The poems of Deborah Pope’s Wild Liar emerge from a fundamental engagement with the nature of memory—its shifting constructions and needs, its equilibriums and disquiets. Refracted through language rich with Pope’s distinctive lyricism and acute eye for detail, the poems plumb the experience of the passing of parents, the departure of children, the weathers of a long marriage, and an acknowledgment of mortality. Whether writing with sly humor or emotional directness, her voice compels attention—it is clear-eyed and assessing, poignant and wise.
The poetry in Danielle Pieratti’s Approximate Body reflects upon the dramas of domestic life with equal parts cynicism, nostalgia, and grief.

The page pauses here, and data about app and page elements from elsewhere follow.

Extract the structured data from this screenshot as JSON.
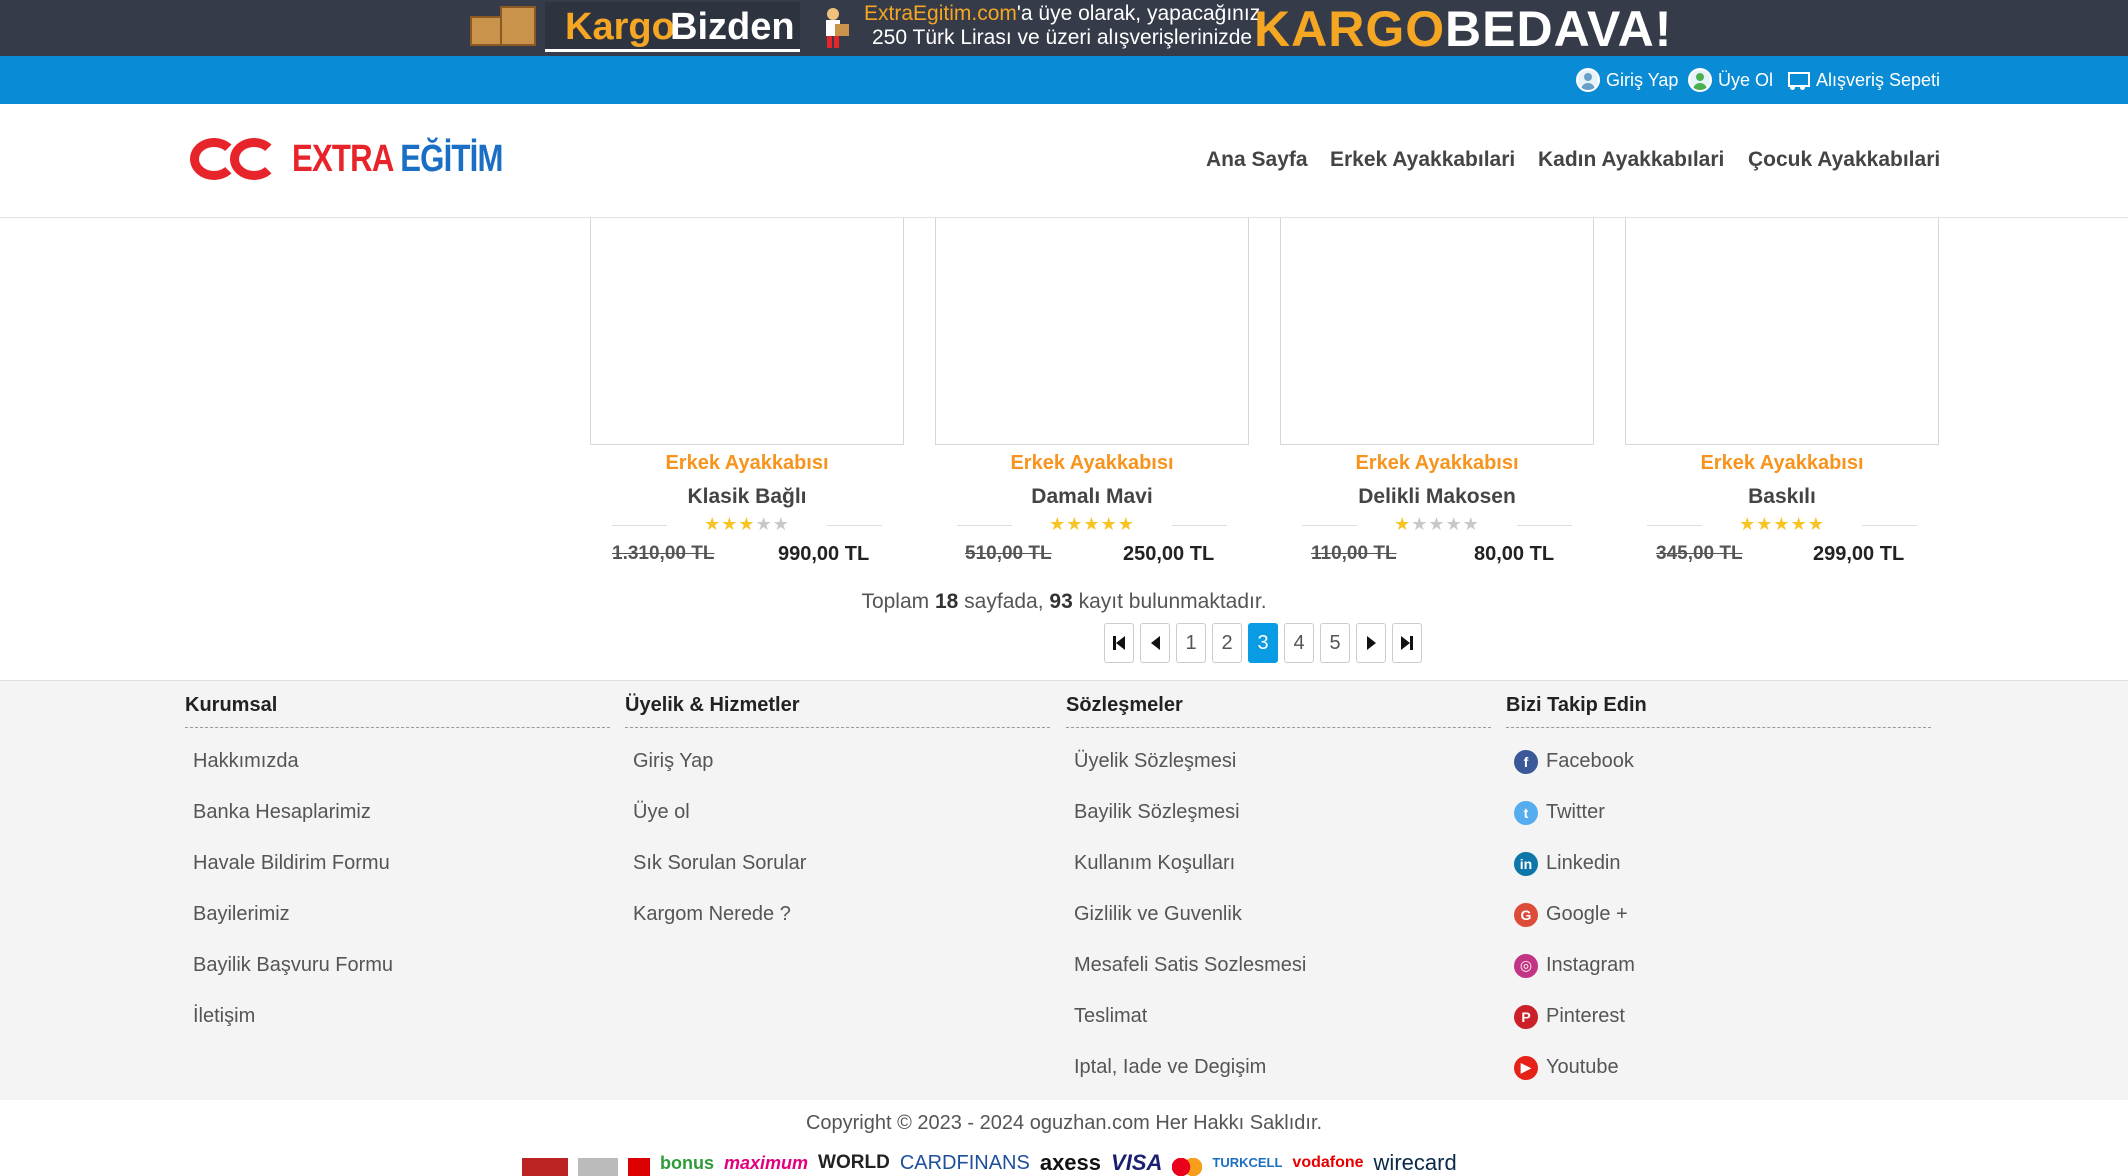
{
  "banner": {
    "brand_kargo": "Kargo",
    "brand_bizden": "Bizden",
    "line1_site": "ExtraEgitim.com",
    "line1_rest": "'a üye olarak, yapacağınız",
    "line2": "250 Türk Lirası ve üzeri alışverişlerinizde",
    "big1": "KARGO",
    "big2": "BEDAVA!"
  },
  "topbar": {
    "login": "Giriş Yap",
    "register": "Üye Ol",
    "cart": "Alışveriş Sepeti"
  },
  "header": {
    "logo_text_1": "EXTRA ",
    "logo_text_2": "EĞİTİM",
    "nav": [
      "Ana Sayfa",
      "Erkek Ayakkabılari",
      "Kadın Ayakkabılari",
      "Çocuk Ayakkabılari"
    ]
  },
  "products": [
    {
      "category": "Erkek Ayakkabısı",
      "name": "Klasik Bağlı",
      "rating": 3,
      "old_price": "1.310,00 TL",
      "price": "990,00 TL"
    },
    {
      "category": "Erkek Ayakkabısı",
      "name": "Damalı Mavi",
      "rating": 5,
      "old_price": "510,00 TL",
      "price": "250,00 TL"
    },
    {
      "category": "Erkek Ayakkabısı",
      "name": "Delikli Makosen",
      "rating": 1,
      "old_price": "110,00 TL",
      "price": "80,00 TL"
    },
    {
      "category": "Erkek Ayakkabısı",
      "name": "Baskılı",
      "rating": 5,
      "old_price": "345,00 TL",
      "price": "299,00 TL"
    }
  ],
  "paging": {
    "total_prefix": "Toplam ",
    "total_pages": "18",
    "total_mid": " sayfada, ",
    "total_records": "93",
    "total_suffix": " kayıt bulunmaktadır.",
    "pages": [
      "1",
      "2",
      "3",
      "4",
      "5"
    ],
    "active_page": "3"
  },
  "footer": {
    "columns": [
      {
        "title": "Kurumsal",
        "items": [
          "Hakkımızda",
          "Banka Hesaplarimiz",
          "Havale Bildirim Formu",
          "Bayilerimiz",
          "Bayilik Başvuru Formu",
          "İletişim"
        ]
      },
      {
        "title": "Üyelik & Hizmetler",
        "items": [
          "Giriş Yap",
          "Üye ol",
          "Sık Sorulan Sorular",
          "Kargom Nerede ?"
        ]
      },
      {
        "title": "Sözleşmeler",
        "items": [
          "Üyelik Sözleşmesi",
          "Bayilik Sözleşmesi",
          "Kullanım Koşulları",
          "Gizlilik ve Guvenlik",
          "Mesafeli Satis Sozlesmesi",
          "Teslimat",
          "Iptal, Iade ve Degişim"
        ]
      },
      {
        "title": "Bizi Takip Edin",
        "items": [
          "Facebook",
          "Twitter",
          "Linkedin",
          "Google +",
          "Instagram",
          "Pinterest",
          "Youtube"
        ]
      }
    ],
    "social_colors": [
      "#3b5998",
      "#55acee",
      "#0e76a8",
      "#dd4b39",
      "#c13584",
      "#cb2027",
      "#e62117"
    ],
    "copyright": "Copyright © 2023 - 2024 oguzhan.com Her Hakkı Saklıdır.",
    "payments": [
      "bonus",
      "maximum",
      "WORLD",
      "CARDFINANS",
      "axess",
      "VISA",
      "TURKCELL",
      "vodafone",
      "wirecard"
    ]
  }
}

Richly narrative, fragmented, and featuring a variety of landscapes suburban, tropical, and ancient, these poems affirm an intricate mix of guilt and longing, proclaiming that “if I’ve loved / anything it has not been / enough.”
In Sonnets with Two Torches and One Cliff, Robert Thomas presents eighty nontraditional sonnets that explore love and jealousy—the traditional obsessions of sonnets—from nontraditional angles. Other galaxies are jealous of Earth in these heartbreaking, funny, ecstatic, profound, and never boring poems. “What if creatures in other galaxies / have a vague sense that something is missing, / but don’t know it’s Little Richard, Shakespeare, / and cornbread with plum jam?”

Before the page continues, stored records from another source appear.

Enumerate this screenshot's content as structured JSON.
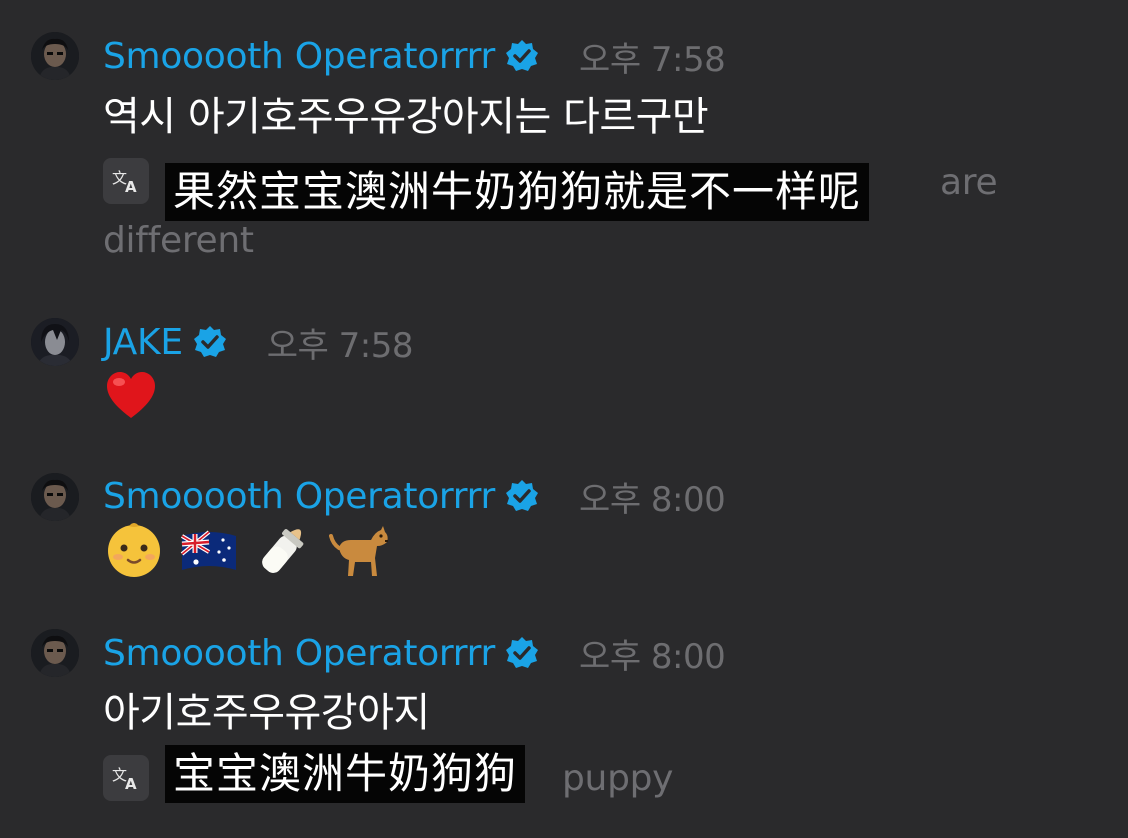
{
  "messages": [
    {
      "author": "Smooooth Operatorrrr",
      "time": "오후 7:58",
      "text": "역시 아기호주우유강아지는 다르구만",
      "translation_visible_end": "are",
      "translation_second_line": "different",
      "subtitle": "果然宝宝澳洲牛奶狗狗就是不一样呢",
      "translate_icon": "translate-icon"
    },
    {
      "author": "JAKE",
      "time": "오후 7:58",
      "reaction": "heart-emoji"
    },
    {
      "author": "Smooooth Operatorrrr",
      "time": "오후 8:00",
      "emojis": [
        "baby-emoji",
        "australia-flag-emoji",
        "baby-bottle-emoji",
        "dog-emoji"
      ]
    },
    {
      "author": "Smooooth Operatorrrr",
      "time": "오후 8:00",
      "text": "아기호주우유강아지",
      "translation_visible_end": "puppy",
      "subtitle": "宝宝澳洲牛奶狗狗",
      "translate_icon": "translate-icon"
    }
  ],
  "colors": {
    "background": "#2a2a2c",
    "username": "#1aa3e6",
    "verified_badge": "#1aa3e6",
    "timestamp": "#6d6d70",
    "translation_text": "#6e6e72",
    "subtitle_bg": "#050505"
  }
}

The poems of Ron Slate’s Joy Ride look for the connections and listen for the echoes between world events, family lore, work, mortality, and art. Slate examines the intangibility of the past by exploring the notion of storytelling itself—the stories we tell ourselves, our families, and our communities about the events that have shaped our experience.
This Long Winter contains meditations on life in the rural world: reflections on hard work, aging, and the ravages of time — erasures that Sutphen attempts to ameliorate with her careful attention to language. These poems move us from delight in precise description to wisdom and solace in the things of this world. These modern metaphysical poems are rooted in a love that calls to the things of this world (to steal a line from Richard Wilbur). Noticing its details, the snowflakes, clementines, the lilies, the cardinal’s call, is the key for this momentary stay against time that comes at us in a rush. The many mirror images in these poems of the poet in a window looking out but simultaneously reflecting back point to the complexity and hard, loving work of really living in the world.

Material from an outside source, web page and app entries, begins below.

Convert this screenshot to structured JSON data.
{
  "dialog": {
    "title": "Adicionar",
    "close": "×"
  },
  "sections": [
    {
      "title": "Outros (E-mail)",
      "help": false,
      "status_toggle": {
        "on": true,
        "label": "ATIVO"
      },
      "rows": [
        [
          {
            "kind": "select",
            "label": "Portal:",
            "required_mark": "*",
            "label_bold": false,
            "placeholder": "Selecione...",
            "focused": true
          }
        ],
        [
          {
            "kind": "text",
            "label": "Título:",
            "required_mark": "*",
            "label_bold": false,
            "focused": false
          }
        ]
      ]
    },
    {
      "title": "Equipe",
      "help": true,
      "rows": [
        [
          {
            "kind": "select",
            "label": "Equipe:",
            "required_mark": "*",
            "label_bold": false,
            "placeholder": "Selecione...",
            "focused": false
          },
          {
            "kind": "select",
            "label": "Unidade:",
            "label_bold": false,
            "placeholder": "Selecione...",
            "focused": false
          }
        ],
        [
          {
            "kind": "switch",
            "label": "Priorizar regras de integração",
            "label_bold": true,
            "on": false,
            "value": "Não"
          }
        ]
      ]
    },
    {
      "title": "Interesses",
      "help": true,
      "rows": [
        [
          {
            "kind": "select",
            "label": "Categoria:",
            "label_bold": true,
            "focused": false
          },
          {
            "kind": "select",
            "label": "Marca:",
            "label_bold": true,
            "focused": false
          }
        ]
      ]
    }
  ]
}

The poems of Anthropocene Lullaby move from the micro to the macro, from dragonflies to galaxies, from the intersecting forces of climate change, capitalism, and digital technologies to intersecting anxieties of selfhood and motherhood. These lyric and prose poems track change: underway and inevitable, personal and impersonal, generative and apocalyptic. The title poem sets in motion some of the collection’s concerns:
These poems are a kaleidoscopic journey across locales ranging from the West Texas desert to the bustling streets of Rome, from the social realm of festivity and ritual to the privacy of the imagination. Along the way, the search for meaning and stability within a world in constant flux is enlivened by a surrealist vitality. Cezanne and Shakespeare’s Caliban commingle with indie rock musicians and Humpy-Dumpty. A mystical encounter with an Edward Hopper painting butts heads with the mundanity of waking again to one’s morning routine. Poems of wry self-deprecation are juxtaposed with quiet meditations on memory, grief, and the relationship between the self and the cosmos.
Out Beyond the Land refracts the subtle moments in nature where what is seen and unseen twists and loops back, gently nudging the speaker to question how knowledge is formed and memorialized. Using the Latin’s “A priori” and “A posteriori” as a starting point, these lyrics work to form a kind of double helix in which the strands of empirical knowledge and intuitive knowledge twist and become one. In the silence that follows, the speaker comes to terms with both her attachment to nature’s permanence and nature’s solid independence from our attachment.
Dan Rosenberg’s third collection moves from loss into parenthood, exploring the roles of husband and father: their limits, their possibilities, and how they intersect with the wider world. Grounded in the familial, these poems wrestle with the political and the ecological, with heritage and hope, reimagining the breadth of home and what it means for one man to raise another to love it.